This sweeper lost power the most quickly of the three tools, but during its seven to eight minutes of maximum efficiency, it was a phenomenal labor saving device. Throwing on a freshly charged 18-volt battery beats using a push-broom.
These devices are sold separately, but the set includes all three tools, with three batteries, for significantly less money. They are available at home improvement and hardware stores. The Rechargeable String Trimmer is $99.99; the rechargeable hedge trimmer, $79.99; the Broom/Hard Surface Sweeper, $69.99; the set, $199.99. For more information go to www.BlackandDecker.com.
A hand-held rake is a practical way to clean your yard when debris collects, especially if it is an ergonomically designed lawn and leaf rake. The Smart Handle Adjustable Rake by Delta Ergo is the first ergonomically certified adjustable rake, according to independent evaluating firm Ergonauts: Performance Technologists LLC. It has proven to increase raking productivity by 25 to 35 percent and is a state-of -the-art, energy efficient lawn and leaf rake. This rake sports an angular, aluminum handle with foam grips that any size person can use in a standing position, decreasing stress to lumbar and neck parts of the spine. The handle automatically positions the user in a way that the rake will cover more ground per sweep, while decreasing strain on the shoulders and lower back.
It has fiberglass tines for added strength, and their width can be adjusted to cover 8 1/2 to 22 inches. The flexibility of this lawn and leaf rake, in both its innovative handle design and the ability to adjust it to various widths, makes it superior to the straight wooden handles that have been the standard. Available on the Web at www.deltaergo.com for $29.99 plus shipping and handling or by calling 1-800-435-7338.
ScareCrow is a state-of-the-art wildlife repeller from Contech Electronics in Canada. It is designed to emit a short but startling water blast from a motion-activated automatic sprinkler. You can mount it in the garden and connect it to a hose. The power source for the sensor is a nine-volt battery. The downside is that you can't use it in freezing temperatures. The upside is that the plants get watered whenever deer, raccoons, cats, dogs or other animals wander through, and it should startle all but the most stoic of animals. Available on the Web at www.scarecrowinfo.com; in Northern Virginia at Betty's Azalea Ranch, Oakton Wild Bird Center and Vienna Aquarium; and in Maryland at Beltsville Pond Mart, Strosniders Hardware and Ace Hardware. Suggested retail price is $89.
How about keeping squirrels out of your bird feeders? Contech's SquirrelStop Automatic Spinning Squirrel Deterrent is a battery-powered unit with a hook that holds a bird feeder. When it's grabbed or jumped onto by a squirrel, it will spin the squirrel off of the feeder. In theory, when the squirrel has tried enough, it will go on to less dizzying food sources. It's not activated by the weight of most birds. The food and feeder together must weigh no more than 10 pounds. Retails for $49. Available at garden centers and hardware stores. For more information, call 1-800-767-8658.

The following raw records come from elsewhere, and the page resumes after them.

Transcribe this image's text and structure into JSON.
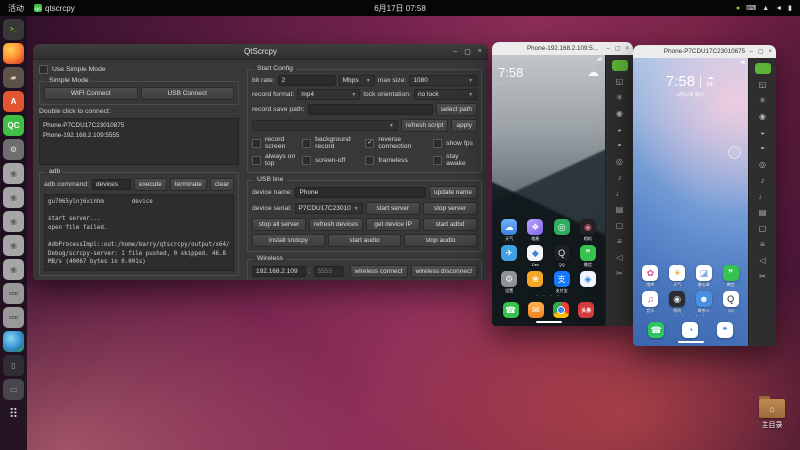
{
  "window_controls": {
    "minimize": "–",
    "maximize": "▢",
    "close": "×"
  },
  "top_bar": {
    "activities": "活动",
    "app_name": "qtscrcpy",
    "clock": "6月17日 07:58",
    "status_icons": [
      {
        "name": "recording-indicator-icon",
        "glyph": "●",
        "color": "#79d03f"
      },
      {
        "name": "input-method-icon",
        "glyph": "⌨",
        "color": "#d8d8d8"
      },
      {
        "name": "network-icon",
        "glyph": "▲",
        "color": "#d8d8d8"
      },
      {
        "name": "volume-icon",
        "glyph": "◄",
        "color": "#d8d8d8"
      },
      {
        "name": "battery-icon",
        "glyph": "▮",
        "color": "#d8d8d8"
      }
    ]
  },
  "dock": {
    "items": [
      {
        "name": "dock-terminal",
        "bg": "#383838",
        "glyph": ">_",
        "color": "#7ad83a",
        "dot": "•"
      },
      {
        "name": "dock-firefox",
        "bg": "radial-gradient(circle at 35% 30%, #ffd54f, #ff9435 45%, #e2512b 80%, #a32b16)",
        "glyph": "",
        "color": "#fff",
        "dot": "•"
      },
      {
        "name": "dock-files",
        "bg": "#5c5248",
        "glyph": "▰",
        "color": "#d8c9b5",
        "dot": "•"
      },
      {
        "name": "dock-ubuntu-software",
        "bg": "#e2572f",
        "glyph": "A",
        "color": "#fff",
        "dot": ""
      },
      {
        "name": "dock-qtscrcpy",
        "bg": "#3fbf45",
        "glyph": "QC",
        "color": "#fff",
        "dot": "•"
      },
      {
        "name": "dock-settings",
        "bg": "#6e6e6e",
        "glyph": "⚙",
        "color": "#e2e2e2",
        "dot": ""
      },
      {
        "name": "dock-drive-1",
        "bg": "#a6a6a6",
        "glyph": "◉",
        "color": "#5f5f5f",
        "dot": ""
      },
      {
        "name": "dock-drive-2",
        "bg": "#a6a6a6",
        "glyph": "◉",
        "color": "#5f5f5f",
        "dot": ""
      },
      {
        "name": "dock-drive-3",
        "bg": "#a6a6a6",
        "glyph": "◉",
        "color": "#5f5f5f",
        "dot": ""
      },
      {
        "name": "dock-drive-4",
        "bg": "#a6a6a6",
        "glyph": "◉",
        "color": "#5f5f5f",
        "dot": ""
      },
      {
        "name": "dock-drive-5",
        "bg": "#a6a6a6",
        "glyph": "◉",
        "color": "#5f5f5f",
        "dot": ""
      },
      {
        "name": "dock-ssd-1",
        "bg": "#999999",
        "glyph": "SSD",
        "color": "#4a4a4a",
        "dot": ""
      },
      {
        "name": "dock-ssd-2",
        "bg": "#999999",
        "glyph": "SSD",
        "color": "#4a4a4a",
        "dot": ""
      },
      {
        "name": "dock-globe",
        "bg": "radial-gradient(circle at 38% 35%, #8fd4ef, #3f9edd 45%, #2e7fae 65%, #2aa45c 90%)",
        "glyph": "",
        "color": "#fff",
        "dot": ""
      },
      {
        "name": "dock-phone-mirror",
        "bg": "#2e2e34",
        "glyph": "▯",
        "color": "#9a9a9a",
        "dot": ""
      },
      {
        "name": "dock-drive-dark",
        "bg": "#46464c",
        "glyph": "▭",
        "color": "#9a9a9a",
        "dot": ""
      },
      {
        "name": "dock-show-apps",
        "bg": "transparent",
        "glyph": "⠿",
        "color": "#d8d8d8",
        "dot": ""
      }
    ]
  },
  "desktop": {
    "home_folder_label": "主目录"
  },
  "main_window": {
    "title": "QtScrcpy",
    "left": {
      "use_simple_mode": "Use Simple Mode",
      "simple_mode_group": "Simple Mode",
      "wifi_connect": "WIFI Connect",
      "usb_connect": "USB Connect",
      "double_click_label": "Double click to connect:",
      "devices": [
        {
          "name": "device-item",
          "label": "Phone-P7CDU17C23010875"
        },
        {
          "name": "device-item",
          "label": "Phone-192.168.2.109:5555"
        }
      ],
      "adb_group": "adb",
      "adb_command_label": "adb command:",
      "adb_command_value": "devices",
      "execute": "execute",
      "terminate": "terminate",
      "clear": "clear",
      "console": "gu7065ylnj6xinhm        device\n\nstart server...\nopen file failed.\n\nAdbProcessImpl::out:/home/barry/qtscrcpy/output/x64/\nDebug/scrcpy-server: 1 file pushed, 0 skipped. 46.8 MB/s (40067 bytes in 0.001s)"
    },
    "right": {
      "start_config_group": "Start Config",
      "bit_rate_label": "bit rate:",
      "bit_rate_value": "2",
      "bit_rate_unit": "Mbps",
      "max_size_label": "max size:",
      "max_size_value": "1080",
      "record_format_label": "record format:",
      "record_format_value": "mp4",
      "lock_orientation_label": "lock orientation:",
      "lock_orientation_value": "no lock",
      "record_save_path_label": "record save path:",
      "record_save_path_value": "",
      "select_path": "select path",
      "script_value": "",
      "refresh_script": "refresh script",
      "apply": "apply",
      "checkboxes": [
        {
          "name": "cb-record-screen",
          "label": "record screen",
          "mark": ""
        },
        {
          "name": "cb-background-record",
          "label": "background record",
          "mark": ""
        },
        {
          "name": "cb-reverse-connection",
          "label": "reverse connection",
          "mark": "✓"
        },
        {
          "name": "cb-show-fps",
          "label": "show fps",
          "mark": ""
        },
        {
          "name": "cb-always-on-top",
          "label": "always on top",
          "mark": ""
        },
        {
          "name": "cb-screen-off",
          "label": "screen-off",
          "mark": ""
        },
        {
          "name": "cb-frameless",
          "label": "frameless",
          "mark": ""
        },
        {
          "name": "cb-stay-awake",
          "label": "stay awake",
          "mark": ""
        }
      ],
      "usb_line_group": "USB line",
      "device_name_label": "device name:",
      "device_name_value": "Phone",
      "update_name": "update name",
      "device_serial_label": "device serial:",
      "device_serial_value": "P7CDU17C23010",
      "start_server": "start server",
      "stop_server": "stop server",
      "stop_all_server": "stop all server",
      "refresh_devices": "refresh devices",
      "get_device_ip": "get device IP",
      "start_adbd": "start adbd",
      "install_sndcpy": "install sndcpy",
      "start_audio": "start audio",
      "stop_audio": "stop audio",
      "wireless_group": "Wireless",
      "ip_value": "192.168.2.109",
      "port_sep": ":",
      "port_placeholder": "5555",
      "wireless_connect": "wireless connect",
      "wireless_disconnect": "wireless disconnect"
    }
  },
  "phone_toolbar": {
    "icons": [
      {
        "name": "expand-button",
        "glyph": "",
        "bg": "#5cb337"
      },
      {
        "name": "fullscreen-icon",
        "glyph": "◱",
        "bg": ""
      },
      {
        "name": "notification-icon",
        "glyph": "✳",
        "bg": ""
      },
      {
        "name": "touch-icon",
        "glyph": "◉",
        "bg": ""
      },
      {
        "name": "screen-off-icon",
        "glyph": "◒",
        "bg": ""
      },
      {
        "name": "screen-on-icon",
        "glyph": "◓",
        "bg": ""
      },
      {
        "name": "power-icon",
        "glyph": "◎",
        "bg": ""
      },
      {
        "name": "volume-up-icon",
        "glyph": "♪",
        "bg": ""
      },
      {
        "name": "volume-down-icon",
        "glyph": "♩",
        "bg": ""
      },
      {
        "name": "app-switch-icon",
        "glyph": "▤",
        "bg": ""
      },
      {
        "name": "home-icon",
        "glyph": "▢",
        "bg": ""
      },
      {
        "name": "menu-icon",
        "glyph": "≡",
        "bg": ""
      },
      {
        "name": "back-icon",
        "glyph": "◁",
        "bg": ""
      },
      {
        "name": "screenshot-icon",
        "glyph": "✂",
        "bg": ""
      }
    ]
  },
  "phone1": {
    "title": "Phone-192.168.2.109:5...",
    "status_left": "·····",
    "status_right": "◢▮",
    "time": "7:58",
    "time_sub": "·····",
    "cloud_glyph": "☁",
    "page_dots": "· · · ·",
    "apps": [
      {
        "name": "app-weather",
        "bg": "linear-gradient(180deg,#6fb1f5,#3d7fe0)",
        "glyph": "☁",
        "color": "#fff",
        "label": "天气"
      },
      {
        "name": "app-gallery",
        "bg": "linear-gradient(135deg,#b9a6f7,#7f63ee)",
        "glyph": "❖",
        "color": "#fff",
        "label": "相册"
      },
      {
        "name": "app-green",
        "bg": "#2fae5f",
        "glyph": "◎",
        "color": "#fff",
        "label": ""
      },
      {
        "name": "app-camera",
        "bg": "#241f22",
        "glyph": "◉",
        "color": "#d8737f",
        "label": "相机"
      },
      {
        "name": "app-telegram",
        "bg": "#3ca2e0",
        "glyph": "✈",
        "color": "#fff",
        "label": ""
      },
      {
        "name": "app-dev",
        "bg": "#f2f4f7",
        "glyph": "◆",
        "color": "#3b82d8",
        "label": "Dev"
      },
      {
        "name": "app-qq",
        "bg": "#1d1f27",
        "glyph": "Q",
        "color": "#e8e8e8",
        "label": "QQ"
      },
      {
        "name": "app-wechat",
        "bg": "#35c24d",
        "glyph": "❞",
        "color": "#fff",
        "label": "微信"
      },
      {
        "name": "app-settings",
        "bg": "#8e9399",
        "glyph": "⚙",
        "color": "#f0f0f0",
        "label": "设置"
      },
      {
        "name": "app-orange",
        "bg": "#f5a623",
        "glyph": "❀",
        "color": "#fff7d6",
        "label": ""
      },
      {
        "name": "app-alipay",
        "bg": "#1678ff",
        "glyph": "支",
        "color": "#fff",
        "label": "支付宝"
      },
      {
        "name": "app-blue",
        "bg": "#eef3fa",
        "glyph": "◈",
        "color": "#2d7fe8",
        "label": ""
      }
    ],
    "dock": [
      {
        "name": "app-phone",
        "bg": "#35c24d",
        "glyph": "☎",
        "color": "#fff"
      },
      {
        "name": "app-messages",
        "bg": "linear-gradient(180deg,#ffb14d,#f58220)",
        "glyph": "✉",
        "color": "#fff"
      },
      {
        "name": "app-chrome",
        "bg": "radial-gradient(circle at 50% 50%, #4285f4 26%, #ffffff 26% 34%, rgba(0,0,0,0) 34%), conic-gradient(#ea4335 0deg 120deg, #fbbc05 120deg 240deg, #34a853 240deg 360deg)",
        "glyph": "",
        "color": "#fff"
      },
      {
        "name": "app-toutiao",
        "bg": "#d43d3d",
        "glyph": "头条",
        "color": "#fff"
      }
    ]
  },
  "phone2": {
    "title": "Phone-P7CDU17C23010875",
    "status_left": "·····",
    "status_right": "◢▮",
    "time": "7:58",
    "weather_glyph": "☁",
    "temp": "24°",
    "date": "6月17日 周六",
    "page_dots": "· · · · ·",
    "apps": [
      {
        "name": "app-gallery2",
        "bg": "#ffffff",
        "glyph": "✿",
        "color": "#e0508a",
        "label": "图库"
      },
      {
        "name": "app-weather2",
        "bg": "#ffffff",
        "glyph": "☀",
        "color": "#f5a623",
        "label": "天气"
      },
      {
        "name": "app-notes",
        "bg": "#ffffff",
        "glyph": "◪",
        "color": "#8aa8e8",
        "label": "备忘录"
      },
      {
        "name": "app-wechat2",
        "bg": "#35c24d",
        "glyph": "❞",
        "color": "#fff",
        "label": "微信"
      },
      {
        "name": "app-music",
        "bg": "#ffffff",
        "glyph": "♫",
        "color": "#e0508a",
        "label": "音乐"
      },
      {
        "name": "app-camera2",
        "bg": "#2a2d33",
        "glyph": "◉",
        "color": "#dfe3e8",
        "label": "相机"
      },
      {
        "name": "app-contacts",
        "bg": "#4a90e2",
        "glyph": "☻",
        "color": "#fff",
        "label": "联系人"
      },
      {
        "name": "app-qq2",
        "bg": "#ffffff",
        "glyph": "Q",
        "color": "#1d1f27",
        "label": "QQ"
      }
    ],
    "dock": [
      {
        "name": "app-phone2",
        "bg": "#2ec562",
        "glyph": "☎",
        "color": "#fff"
      },
      {
        "name": "app-browser2",
        "bg": "#ffffff",
        "glyph": "◔",
        "color": "#2d7fe8"
      },
      {
        "name": "app-messages2",
        "bg": "#ffffff",
        "glyph": "❝",
        "color": "#2d7fe8"
      }
    ]
  }
}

Joel M. Lerner is president of Environmental Design in Capitol View Park, Md. E-mail or contact him through his Web site, www.gardenlerner.com.